*** Opening of MATERIAL SUPPLIED ***
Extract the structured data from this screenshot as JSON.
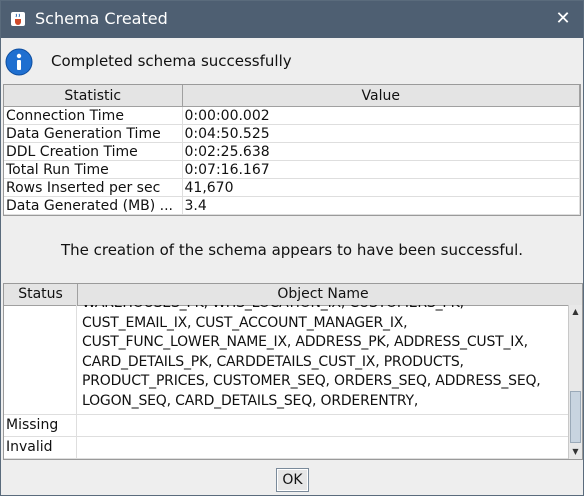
{
  "window": {
    "title": "Schema Created",
    "app_icon": "java-cup-icon",
    "close_symbol": "✕"
  },
  "info": {
    "icon": "info-icon",
    "message": "Completed schema successfully"
  },
  "statistics": {
    "headers": [
      "Statistic",
      "Value"
    ],
    "rows": [
      {
        "statistic": "Connection Time",
        "value": "0:00:00.002"
      },
      {
        "statistic": "Data Generation Time",
        "value": "0:04:50.525"
      },
      {
        "statistic": "DDL Creation Time",
        "value": "0:02:25.638"
      },
      {
        "statistic": "Total Run Time",
        "value": "0:07:16.167"
      },
      {
        "statistic": "Rows Inserted per sec",
        "value": "41,670"
      },
      {
        "statistic": "Data Generated (MB) ...",
        "value": "3.4"
      }
    ]
  },
  "success_message": "The creation of the schema appears to have been successful.",
  "objects": {
    "headers": [
      "Status",
      "Object Name"
    ],
    "valid_lines": [
      "WAREHOUSES_PK, WHS_LOCATION_IX, CUSTOMERS_PK,",
      "CUST_EMAIL_IX, CUST_ACCOUNT_MANAGER_IX,",
      "CUST_FUNC_LOWER_NAME_IX, ADDRESS_PK, ADDRESS_CUST_IX,",
      "CARD_DETAILS_PK, CARDDETAILS_CUST_IX, PRODUCTS,",
      "PRODUCT_PRICES, CUSTOMER_SEQ, ORDERS_SEQ, ADDRESS_SEQ,",
      "LOGON_SEQ, CARD_DETAILS_SEQ, ORDERENTRY,"
    ],
    "missing_label": "Missing",
    "invalid_label": "Invalid",
    "missing_value": "",
    "invalid_value": ""
  },
  "buttons": {
    "ok_label": "OK"
  },
  "colors": {
    "titlebar": "#4e5f72",
    "background": "#eeeeee",
    "info_blue": "#1f6fd0"
  }
}
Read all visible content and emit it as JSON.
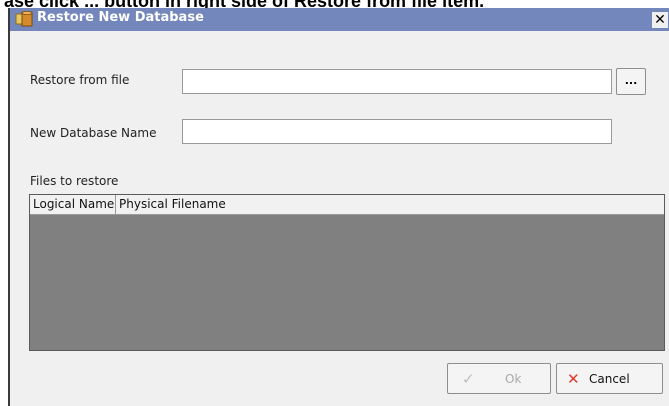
{
  "document": {
    "text_above": "ase click ... button in right side of Restore from file item."
  },
  "dialog": {
    "title": "Restore New Database",
    "close_symbol": "✕"
  },
  "form": {
    "restore_from_file_label": "Restore from file",
    "restore_from_file_value": "",
    "browse_label": "...",
    "new_db_name_label": "New Database Name",
    "new_db_name_value": "",
    "files_to_restore_label": "Files to restore"
  },
  "grid": {
    "columns": [
      "Logical Name",
      "Physical Filename"
    ],
    "rows": []
  },
  "buttons": {
    "ok_label": "Ok",
    "ok_icon": "checkmark-icon",
    "cancel_label": "Cancel",
    "cancel_icon": "x-icon"
  },
  "colors": {
    "titlebar": "#7487bc",
    "grid_body": "#808080",
    "cancel_icon": "#e03a2c"
  }
}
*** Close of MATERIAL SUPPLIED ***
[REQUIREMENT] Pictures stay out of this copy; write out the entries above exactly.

[TASK ANSWER]
Extract the structured data from this screenshot as JSON.
{
  "window": {
    "title": "Schema Created",
    "app_icon": "java-cup-icon",
    "close_symbol": "✕"
  },
  "info": {
    "icon": "info-icon",
    "message": "Completed schema successfully"
  },
  "statistics": {
    "headers": [
      "Statistic",
      "Value"
    ],
    "rows": [
      {
        "statistic": "Connection Time",
        "value": "0:00:00.002"
      },
      {
        "statistic": "Data Generation Time",
        "value": "0:04:50.525"
      },
      {
        "statistic": "DDL Creation Time",
        "value": "0:02:25.638"
      },
      {
        "statistic": "Total Run Time",
        "value": "0:07:16.167"
      },
      {
        "statistic": "Rows Inserted per sec",
        "value": "41,670"
      },
      {
        "statistic": "Data Generated (MB) ...",
        "value": "3.4"
      }
    ]
  },
  "success_message": "The creation of the schema appears to have been successful.",
  "objects": {
    "headers": [
      "Status",
      "Object Name"
    ],
    "valid_lines": [
      "WAREHOUSES_PK, WHS_LOCATION_IX, CUSTOMERS_PK,",
      "CUST_EMAIL_IX, CUST_ACCOUNT_MANAGER_IX,",
      "CUST_FUNC_LOWER_NAME_IX, ADDRESS_PK, ADDRESS_CUST_IX,",
      "CARD_DETAILS_PK, CARDDETAILS_CUST_IX, PRODUCTS,",
      "PRODUCT_PRICES, CUSTOMER_SEQ, ORDERS_SEQ, ADDRESS_SEQ,",
      "LOGON_SEQ, CARD_DETAILS_SEQ, ORDERENTRY,"
    ],
    "missing_label": "Missing",
    "invalid_label": "Invalid",
    "missing_value": "",
    "invalid_value": ""
  },
  "buttons": {
    "ok_label": "OK"
  },
  "colors": {
    "titlebar": "#4e5f72",
    "background": "#eeeeee",
    "info_blue": "#1f6fd0"
  }
}
Read all visible content and emit it as JSON.
{
  "document": {
    "text_above": "ase click ... button in right side of Restore from file item."
  },
  "dialog": {
    "title": "Restore New Database",
    "close_symbol": "✕"
  },
  "form": {
    "restore_from_file_label": "Restore from file",
    "restore_from_file_value": "",
    "browse_label": "...",
    "new_db_name_label": "New Database Name",
    "new_db_name_value": "",
    "files_to_restore_label": "Files to restore"
  },
  "grid": {
    "columns": [
      "Logical Name",
      "Physical Filename"
    ],
    "rows": []
  },
  "buttons": {
    "ok_label": "Ok",
    "ok_icon": "checkmark-icon",
    "cancel_label": "Cancel",
    "cancel_icon": "x-icon"
  },
  "colors": {
    "titlebar": "#7487bc",
    "grid_body": "#808080",
    "cancel_icon": "#e03a2c"
  }
}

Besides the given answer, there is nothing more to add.